YOUR INSTRUCTIONS: For each line below with the word "verified", write out a copy.
************
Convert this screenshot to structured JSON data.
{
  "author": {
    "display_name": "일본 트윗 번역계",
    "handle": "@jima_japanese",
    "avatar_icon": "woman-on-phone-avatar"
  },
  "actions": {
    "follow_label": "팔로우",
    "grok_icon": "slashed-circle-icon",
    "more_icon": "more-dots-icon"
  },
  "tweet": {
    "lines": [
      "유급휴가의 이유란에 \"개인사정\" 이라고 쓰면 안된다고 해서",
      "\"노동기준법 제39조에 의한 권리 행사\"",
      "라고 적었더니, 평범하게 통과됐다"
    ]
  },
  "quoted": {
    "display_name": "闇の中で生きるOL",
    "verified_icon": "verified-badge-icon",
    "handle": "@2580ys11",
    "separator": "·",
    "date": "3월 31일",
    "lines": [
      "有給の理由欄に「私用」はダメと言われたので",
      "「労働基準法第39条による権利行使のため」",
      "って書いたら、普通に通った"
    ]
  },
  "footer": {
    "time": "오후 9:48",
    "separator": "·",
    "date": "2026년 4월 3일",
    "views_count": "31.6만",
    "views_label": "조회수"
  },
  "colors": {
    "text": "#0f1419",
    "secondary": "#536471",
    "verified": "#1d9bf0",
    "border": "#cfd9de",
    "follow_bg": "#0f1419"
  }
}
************
THE ANSWER:
    "verified_icon": "verified-badge-icon",
    "verified": "#1d9bf0",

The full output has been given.